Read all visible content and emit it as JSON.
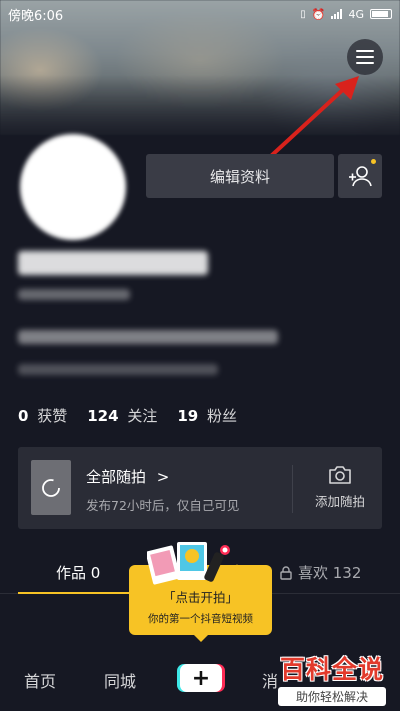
{
  "status_bar": {
    "time": "傍晚6:06",
    "network": "4G"
  },
  "profile": {
    "edit_label": "编辑资料",
    "stats": [
      {
        "value": "0",
        "label": "获赞"
      },
      {
        "value": "124",
        "label": "关注"
      },
      {
        "value": "19",
        "label": "粉丝"
      }
    ]
  },
  "album": {
    "title": "全部随拍",
    "chevron": ">",
    "subtitle": "发布72小时后，仅自己可见",
    "add_label": "添加随拍"
  },
  "tabs": {
    "works": "作品 0",
    "likes": "喜欢 132"
  },
  "popup": {
    "title": "「点击开拍」",
    "subtitle": "你的第一个抖音短视频"
  },
  "bottom_nav": {
    "home": "首页",
    "nearby": "同城",
    "plus": "+",
    "messages_partial": "消"
  },
  "watermark": {
    "title": "百科全说",
    "subtitle": "助你轻松解决"
  },
  "colors": {
    "accent": "#f7c325",
    "background": "#161823",
    "annotation": "#d9221c"
  }
}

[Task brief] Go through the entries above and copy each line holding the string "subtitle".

[Solved problem]
    "subtitle": "发布72小时后，仅自己可见",
    "subtitle": "你的第一个抖音短视频"
    "subtitle": "助你轻松解决"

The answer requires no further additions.